Why it’s OK that scientists are failing to replicate social science studies

For the past several years, social scientists have been deeply worried about the replicability of their findings. Incredibly influential, textbook findings in psychology — like the “ego depletion” theory of willpower, or the “marshmallow test” — have been bending or breaking under rigorous retests. And the scientists have learned that what they used to consider commonplace methodological practices were really just recipes to generate false positives. This period has been called the “replication crisis” by some. While this is certainly a red flag for science, there’s also a silver lining to the issue of replicability: by learning from failed replications, scientists learn to do better science.
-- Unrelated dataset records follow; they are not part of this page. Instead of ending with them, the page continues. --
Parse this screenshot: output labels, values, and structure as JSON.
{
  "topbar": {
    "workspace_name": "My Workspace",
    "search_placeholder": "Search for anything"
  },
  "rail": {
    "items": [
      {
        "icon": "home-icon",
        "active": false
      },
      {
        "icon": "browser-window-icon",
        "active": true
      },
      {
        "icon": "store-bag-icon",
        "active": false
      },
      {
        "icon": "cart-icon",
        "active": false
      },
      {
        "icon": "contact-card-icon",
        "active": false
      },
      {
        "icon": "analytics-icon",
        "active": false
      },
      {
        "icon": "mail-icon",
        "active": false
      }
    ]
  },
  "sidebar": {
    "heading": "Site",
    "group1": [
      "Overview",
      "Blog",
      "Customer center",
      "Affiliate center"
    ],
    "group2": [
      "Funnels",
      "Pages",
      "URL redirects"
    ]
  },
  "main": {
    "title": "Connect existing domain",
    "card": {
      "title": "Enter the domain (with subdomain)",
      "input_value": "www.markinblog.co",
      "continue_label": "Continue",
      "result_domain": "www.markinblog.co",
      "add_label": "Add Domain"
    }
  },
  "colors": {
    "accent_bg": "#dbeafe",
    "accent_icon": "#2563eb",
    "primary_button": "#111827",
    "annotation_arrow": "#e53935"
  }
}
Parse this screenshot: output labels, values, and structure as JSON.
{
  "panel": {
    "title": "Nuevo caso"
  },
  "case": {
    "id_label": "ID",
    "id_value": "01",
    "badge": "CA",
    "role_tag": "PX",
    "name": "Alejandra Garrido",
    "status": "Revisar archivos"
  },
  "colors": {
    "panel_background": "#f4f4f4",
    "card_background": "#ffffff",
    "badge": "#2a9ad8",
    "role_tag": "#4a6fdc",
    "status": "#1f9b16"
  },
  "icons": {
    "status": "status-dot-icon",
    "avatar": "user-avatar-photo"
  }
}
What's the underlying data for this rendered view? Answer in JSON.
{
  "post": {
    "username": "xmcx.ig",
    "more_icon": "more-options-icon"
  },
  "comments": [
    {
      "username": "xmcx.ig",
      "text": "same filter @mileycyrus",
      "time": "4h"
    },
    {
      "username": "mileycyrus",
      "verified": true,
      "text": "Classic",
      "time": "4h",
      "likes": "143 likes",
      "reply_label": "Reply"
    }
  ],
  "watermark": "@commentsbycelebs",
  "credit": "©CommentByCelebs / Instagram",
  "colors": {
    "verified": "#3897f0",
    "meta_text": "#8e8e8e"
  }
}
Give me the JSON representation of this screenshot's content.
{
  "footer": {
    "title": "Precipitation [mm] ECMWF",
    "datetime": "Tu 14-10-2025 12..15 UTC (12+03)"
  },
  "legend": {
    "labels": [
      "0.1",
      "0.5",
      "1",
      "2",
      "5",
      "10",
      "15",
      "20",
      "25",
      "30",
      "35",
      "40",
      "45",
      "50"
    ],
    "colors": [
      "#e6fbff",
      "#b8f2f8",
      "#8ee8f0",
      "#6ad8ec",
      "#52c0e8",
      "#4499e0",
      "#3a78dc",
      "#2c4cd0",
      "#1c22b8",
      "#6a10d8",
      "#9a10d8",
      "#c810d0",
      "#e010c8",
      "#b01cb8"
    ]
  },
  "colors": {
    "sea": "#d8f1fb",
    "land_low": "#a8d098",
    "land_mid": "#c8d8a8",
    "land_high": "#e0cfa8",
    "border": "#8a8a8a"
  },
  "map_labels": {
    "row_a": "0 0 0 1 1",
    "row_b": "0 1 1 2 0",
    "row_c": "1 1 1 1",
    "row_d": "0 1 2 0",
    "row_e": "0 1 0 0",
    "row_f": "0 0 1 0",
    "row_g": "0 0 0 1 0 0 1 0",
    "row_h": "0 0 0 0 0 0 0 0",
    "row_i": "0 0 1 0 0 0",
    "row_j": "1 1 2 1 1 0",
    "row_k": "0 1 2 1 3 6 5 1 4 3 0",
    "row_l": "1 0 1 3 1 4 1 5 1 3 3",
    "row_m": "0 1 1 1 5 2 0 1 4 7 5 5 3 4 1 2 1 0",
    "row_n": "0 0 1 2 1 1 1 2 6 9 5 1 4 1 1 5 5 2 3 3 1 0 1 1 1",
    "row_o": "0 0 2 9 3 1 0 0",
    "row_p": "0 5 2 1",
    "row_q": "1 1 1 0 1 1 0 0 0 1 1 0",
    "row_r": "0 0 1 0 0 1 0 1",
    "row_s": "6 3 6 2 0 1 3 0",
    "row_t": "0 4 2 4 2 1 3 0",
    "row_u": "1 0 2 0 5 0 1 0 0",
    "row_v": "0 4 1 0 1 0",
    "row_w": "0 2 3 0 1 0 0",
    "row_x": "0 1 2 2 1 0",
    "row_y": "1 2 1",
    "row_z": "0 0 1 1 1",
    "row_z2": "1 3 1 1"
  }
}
Solution News Source

Why it’s OK that scientists are failing to replicate social science studies

For the past several years, social scientists have been deeply worried about the replicability of their findings. Incredibly influential, textbook findings in psychology — like the “ego depletion” theory of willpower, or the “marshmallow test” — have been bending or breaking under rigorous retests. And the scientists have learned that what they used to consider commonplace methodological practices were really just recipes to generate false positives. This period has been called the “replication crisis” by some. While this is certainly a red flag for science, there’s also a silver lining to the issue of replicability: by learning from failed replications, scientists learn to do better science.

Solution News Source

SIGN UP

TO GET A Free DAILY DOSE OF OPTIMISM


We respect your privacy and take protecting it seriously. Privacy Policy